___ Dataset content ___

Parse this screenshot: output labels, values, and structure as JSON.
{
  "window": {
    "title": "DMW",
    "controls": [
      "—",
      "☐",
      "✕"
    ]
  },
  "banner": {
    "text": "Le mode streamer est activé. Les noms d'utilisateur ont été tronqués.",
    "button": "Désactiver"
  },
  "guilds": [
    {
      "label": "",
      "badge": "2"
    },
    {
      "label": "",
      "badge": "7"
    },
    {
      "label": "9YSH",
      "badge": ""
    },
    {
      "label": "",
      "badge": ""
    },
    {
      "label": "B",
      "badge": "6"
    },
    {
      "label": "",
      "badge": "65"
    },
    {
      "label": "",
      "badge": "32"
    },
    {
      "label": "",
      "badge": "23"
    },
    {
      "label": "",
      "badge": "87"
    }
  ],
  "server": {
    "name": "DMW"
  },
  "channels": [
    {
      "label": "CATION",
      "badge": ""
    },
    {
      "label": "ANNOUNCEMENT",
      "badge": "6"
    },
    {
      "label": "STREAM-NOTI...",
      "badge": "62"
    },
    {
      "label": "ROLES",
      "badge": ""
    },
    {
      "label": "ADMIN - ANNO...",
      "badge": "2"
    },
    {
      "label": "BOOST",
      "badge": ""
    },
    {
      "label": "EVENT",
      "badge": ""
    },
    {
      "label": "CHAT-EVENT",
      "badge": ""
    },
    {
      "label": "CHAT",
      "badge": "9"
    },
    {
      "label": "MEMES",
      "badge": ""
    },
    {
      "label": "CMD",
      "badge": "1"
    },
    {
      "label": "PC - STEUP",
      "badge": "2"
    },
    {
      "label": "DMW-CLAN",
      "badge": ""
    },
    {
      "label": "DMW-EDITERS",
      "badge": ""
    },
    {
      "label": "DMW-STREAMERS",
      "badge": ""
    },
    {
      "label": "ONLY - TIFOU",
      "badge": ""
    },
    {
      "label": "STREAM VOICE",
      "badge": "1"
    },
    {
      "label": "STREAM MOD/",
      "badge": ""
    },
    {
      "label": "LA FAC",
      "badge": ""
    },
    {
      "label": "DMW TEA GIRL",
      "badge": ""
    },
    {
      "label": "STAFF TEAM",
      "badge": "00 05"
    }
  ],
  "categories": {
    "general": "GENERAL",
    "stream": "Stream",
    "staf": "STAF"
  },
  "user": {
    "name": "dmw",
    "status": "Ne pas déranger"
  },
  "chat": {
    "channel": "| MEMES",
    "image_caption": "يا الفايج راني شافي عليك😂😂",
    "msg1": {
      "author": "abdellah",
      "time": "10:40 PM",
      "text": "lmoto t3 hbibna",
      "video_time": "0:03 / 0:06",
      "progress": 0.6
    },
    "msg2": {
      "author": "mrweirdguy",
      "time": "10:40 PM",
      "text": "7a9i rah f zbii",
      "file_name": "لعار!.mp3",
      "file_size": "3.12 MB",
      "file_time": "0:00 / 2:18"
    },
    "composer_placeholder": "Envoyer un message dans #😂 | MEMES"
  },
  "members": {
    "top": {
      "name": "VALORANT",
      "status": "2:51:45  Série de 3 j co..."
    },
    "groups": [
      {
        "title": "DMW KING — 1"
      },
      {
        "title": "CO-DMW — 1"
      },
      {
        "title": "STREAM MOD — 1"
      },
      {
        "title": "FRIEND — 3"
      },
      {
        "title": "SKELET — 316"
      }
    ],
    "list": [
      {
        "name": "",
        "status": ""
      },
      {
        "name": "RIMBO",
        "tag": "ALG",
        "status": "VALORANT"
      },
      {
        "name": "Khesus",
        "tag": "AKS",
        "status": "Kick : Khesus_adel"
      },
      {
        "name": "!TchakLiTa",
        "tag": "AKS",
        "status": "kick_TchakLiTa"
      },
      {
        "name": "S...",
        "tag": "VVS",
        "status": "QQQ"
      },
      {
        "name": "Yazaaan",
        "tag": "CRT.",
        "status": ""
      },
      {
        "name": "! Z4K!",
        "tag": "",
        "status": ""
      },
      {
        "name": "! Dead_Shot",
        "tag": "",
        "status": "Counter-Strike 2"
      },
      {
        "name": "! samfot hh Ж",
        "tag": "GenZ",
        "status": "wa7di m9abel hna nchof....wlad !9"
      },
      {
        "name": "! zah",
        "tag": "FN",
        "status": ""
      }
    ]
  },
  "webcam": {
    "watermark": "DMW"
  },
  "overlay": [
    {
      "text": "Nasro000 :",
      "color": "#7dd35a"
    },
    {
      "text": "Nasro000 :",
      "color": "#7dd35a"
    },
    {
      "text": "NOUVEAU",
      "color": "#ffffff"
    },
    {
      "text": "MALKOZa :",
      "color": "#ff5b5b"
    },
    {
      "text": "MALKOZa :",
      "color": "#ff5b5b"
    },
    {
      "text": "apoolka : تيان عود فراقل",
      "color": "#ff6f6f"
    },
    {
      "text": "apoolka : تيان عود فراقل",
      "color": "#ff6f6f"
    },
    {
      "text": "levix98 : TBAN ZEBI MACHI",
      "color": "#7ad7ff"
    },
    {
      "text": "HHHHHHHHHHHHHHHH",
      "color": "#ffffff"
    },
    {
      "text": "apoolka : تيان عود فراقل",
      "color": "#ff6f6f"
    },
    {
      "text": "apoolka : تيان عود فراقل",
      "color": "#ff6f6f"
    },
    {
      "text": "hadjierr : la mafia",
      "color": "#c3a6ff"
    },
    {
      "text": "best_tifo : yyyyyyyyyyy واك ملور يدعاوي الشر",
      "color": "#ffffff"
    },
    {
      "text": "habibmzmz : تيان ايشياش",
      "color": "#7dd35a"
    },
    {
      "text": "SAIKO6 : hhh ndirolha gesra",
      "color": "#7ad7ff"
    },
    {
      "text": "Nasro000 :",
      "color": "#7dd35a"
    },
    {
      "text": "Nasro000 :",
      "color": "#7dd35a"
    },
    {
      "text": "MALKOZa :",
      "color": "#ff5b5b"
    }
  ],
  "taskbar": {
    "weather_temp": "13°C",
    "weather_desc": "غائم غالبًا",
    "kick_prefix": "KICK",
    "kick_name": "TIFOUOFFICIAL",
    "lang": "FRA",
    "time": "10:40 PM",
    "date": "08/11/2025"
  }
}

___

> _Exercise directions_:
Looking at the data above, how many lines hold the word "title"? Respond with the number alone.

> _Exercise response_:
6